By the time you’ve left work, been food shopping and arrived home, it can be late in the evening before you get a chance to sit down for dinner. Red meats take longer to digest than other foods so, if you know you will be eating late, opt for a lighter meal as this will make you more comfortable when it is time to rest.
Dave Gibson suggests leaving four hours between a heavy meal and bed time. If you feel peckish later on, experts at the Sleep Council recommend dairy products like yoghurt and milk and green vegetables such as cabbage, which are rich in stress-reducing calcium, helping you to relax before heading to bed.
Are you one for lathering on the spice, regardless of whether it’s necessary or not?

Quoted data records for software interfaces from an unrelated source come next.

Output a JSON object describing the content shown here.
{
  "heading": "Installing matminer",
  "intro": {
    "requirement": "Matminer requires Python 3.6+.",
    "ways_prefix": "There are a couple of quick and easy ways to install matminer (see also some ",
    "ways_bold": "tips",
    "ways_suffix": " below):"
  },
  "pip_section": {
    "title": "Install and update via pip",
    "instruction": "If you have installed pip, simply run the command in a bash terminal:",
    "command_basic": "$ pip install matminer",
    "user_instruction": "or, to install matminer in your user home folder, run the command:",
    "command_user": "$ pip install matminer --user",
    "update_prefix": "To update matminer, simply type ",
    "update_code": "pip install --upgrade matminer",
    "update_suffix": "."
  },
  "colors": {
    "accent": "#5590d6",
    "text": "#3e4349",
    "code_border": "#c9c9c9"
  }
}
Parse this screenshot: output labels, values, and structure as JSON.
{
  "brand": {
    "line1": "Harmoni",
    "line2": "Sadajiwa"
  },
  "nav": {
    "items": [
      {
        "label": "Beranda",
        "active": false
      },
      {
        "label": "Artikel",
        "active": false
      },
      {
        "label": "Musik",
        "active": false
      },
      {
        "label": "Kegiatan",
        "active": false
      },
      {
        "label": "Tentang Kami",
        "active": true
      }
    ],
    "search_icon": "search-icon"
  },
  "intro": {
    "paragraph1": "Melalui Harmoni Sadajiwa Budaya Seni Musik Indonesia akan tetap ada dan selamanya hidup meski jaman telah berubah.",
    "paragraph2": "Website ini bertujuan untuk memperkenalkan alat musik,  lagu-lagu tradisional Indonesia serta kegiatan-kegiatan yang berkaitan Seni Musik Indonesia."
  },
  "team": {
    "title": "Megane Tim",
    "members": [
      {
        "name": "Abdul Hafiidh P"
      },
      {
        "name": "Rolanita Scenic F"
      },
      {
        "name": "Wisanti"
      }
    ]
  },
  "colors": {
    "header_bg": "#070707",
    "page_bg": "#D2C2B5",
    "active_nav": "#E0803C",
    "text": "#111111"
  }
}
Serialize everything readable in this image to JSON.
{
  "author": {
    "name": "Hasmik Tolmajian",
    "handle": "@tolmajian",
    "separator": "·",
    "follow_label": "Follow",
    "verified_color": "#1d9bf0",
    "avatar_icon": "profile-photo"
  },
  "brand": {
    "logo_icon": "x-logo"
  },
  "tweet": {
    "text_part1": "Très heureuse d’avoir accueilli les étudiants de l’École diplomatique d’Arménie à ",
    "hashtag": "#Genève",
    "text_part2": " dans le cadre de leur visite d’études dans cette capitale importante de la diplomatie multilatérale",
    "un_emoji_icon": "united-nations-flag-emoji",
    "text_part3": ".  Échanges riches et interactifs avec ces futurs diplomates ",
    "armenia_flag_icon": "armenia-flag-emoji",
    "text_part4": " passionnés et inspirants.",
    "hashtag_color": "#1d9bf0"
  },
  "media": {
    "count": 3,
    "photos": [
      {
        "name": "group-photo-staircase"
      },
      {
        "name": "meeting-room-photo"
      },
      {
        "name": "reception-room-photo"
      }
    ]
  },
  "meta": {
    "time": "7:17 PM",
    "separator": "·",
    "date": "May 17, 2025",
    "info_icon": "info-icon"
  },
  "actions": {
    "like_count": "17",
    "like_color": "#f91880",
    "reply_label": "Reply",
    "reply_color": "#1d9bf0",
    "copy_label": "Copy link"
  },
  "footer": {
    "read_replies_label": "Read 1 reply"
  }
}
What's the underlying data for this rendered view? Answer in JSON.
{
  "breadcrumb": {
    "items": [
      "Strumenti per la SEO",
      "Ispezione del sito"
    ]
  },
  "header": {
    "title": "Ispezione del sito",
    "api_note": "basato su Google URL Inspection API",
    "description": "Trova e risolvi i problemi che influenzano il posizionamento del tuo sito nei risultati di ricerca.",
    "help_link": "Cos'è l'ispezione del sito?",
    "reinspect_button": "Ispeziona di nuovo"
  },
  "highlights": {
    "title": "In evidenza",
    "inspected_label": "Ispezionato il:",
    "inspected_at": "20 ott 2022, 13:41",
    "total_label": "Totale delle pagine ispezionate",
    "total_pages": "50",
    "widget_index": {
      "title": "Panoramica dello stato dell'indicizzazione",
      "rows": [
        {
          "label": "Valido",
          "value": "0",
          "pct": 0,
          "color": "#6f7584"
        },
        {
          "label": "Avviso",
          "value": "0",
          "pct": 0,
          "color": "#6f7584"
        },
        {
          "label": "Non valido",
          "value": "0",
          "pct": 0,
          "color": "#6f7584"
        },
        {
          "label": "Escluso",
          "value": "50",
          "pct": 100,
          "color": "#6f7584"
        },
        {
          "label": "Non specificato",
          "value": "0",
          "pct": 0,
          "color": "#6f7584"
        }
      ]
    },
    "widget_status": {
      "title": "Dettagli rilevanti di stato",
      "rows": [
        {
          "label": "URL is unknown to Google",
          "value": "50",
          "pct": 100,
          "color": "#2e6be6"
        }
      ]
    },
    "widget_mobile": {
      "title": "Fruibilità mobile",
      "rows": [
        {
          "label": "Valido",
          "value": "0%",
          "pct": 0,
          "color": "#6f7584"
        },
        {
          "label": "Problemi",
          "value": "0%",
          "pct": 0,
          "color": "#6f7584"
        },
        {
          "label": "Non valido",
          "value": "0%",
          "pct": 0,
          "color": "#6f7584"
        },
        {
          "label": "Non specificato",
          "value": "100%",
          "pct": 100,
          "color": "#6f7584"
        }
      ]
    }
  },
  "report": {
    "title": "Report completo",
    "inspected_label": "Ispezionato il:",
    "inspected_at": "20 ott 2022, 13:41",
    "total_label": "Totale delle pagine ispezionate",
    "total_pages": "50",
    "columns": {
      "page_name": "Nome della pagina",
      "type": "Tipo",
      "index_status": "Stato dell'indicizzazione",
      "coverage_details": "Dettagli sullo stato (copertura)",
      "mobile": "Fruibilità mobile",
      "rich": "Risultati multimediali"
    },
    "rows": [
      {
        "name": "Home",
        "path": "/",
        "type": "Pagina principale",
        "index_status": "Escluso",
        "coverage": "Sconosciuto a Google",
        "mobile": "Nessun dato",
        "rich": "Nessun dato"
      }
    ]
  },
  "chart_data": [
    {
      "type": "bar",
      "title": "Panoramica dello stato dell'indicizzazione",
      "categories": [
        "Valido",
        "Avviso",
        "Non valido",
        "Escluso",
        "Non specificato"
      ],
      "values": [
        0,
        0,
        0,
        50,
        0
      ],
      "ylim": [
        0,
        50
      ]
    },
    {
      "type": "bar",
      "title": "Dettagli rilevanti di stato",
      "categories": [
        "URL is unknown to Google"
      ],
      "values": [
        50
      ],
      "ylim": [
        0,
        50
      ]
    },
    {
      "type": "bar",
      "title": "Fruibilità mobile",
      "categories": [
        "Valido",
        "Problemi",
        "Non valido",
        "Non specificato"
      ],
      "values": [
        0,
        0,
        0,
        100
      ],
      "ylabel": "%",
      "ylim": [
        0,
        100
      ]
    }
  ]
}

Lisa Artis, a Sleep Adviser for the Sleep Council, advises those with sleeping troubles to avoid eating spicy food as Capsaicin, the spicy element in chilli peppers, could unsettle you. Dave Gibson warns that spicy foods can raise your body temperature, causing you discomfort.
A late-night sweet treat may sound tempting, but foods with high sugar levels could give you an instant energy boost and delay your sleep, and sugar is one of the main culprits behind what can stop you from sleeping. Lisa Artis instead recommends wholegrain cereals with low sugar content to increase the availability of tryptophan in your bloodstream. Artis explains, “Tryptophan is the amino acid that the body uses to make sleep-inducing serotonin and melatonin, the relaxing neurotransmitters that slow down nerve traffic and stop the brain buzzing.” Bananas also contain tryptophan so serve well as a bedtime snack.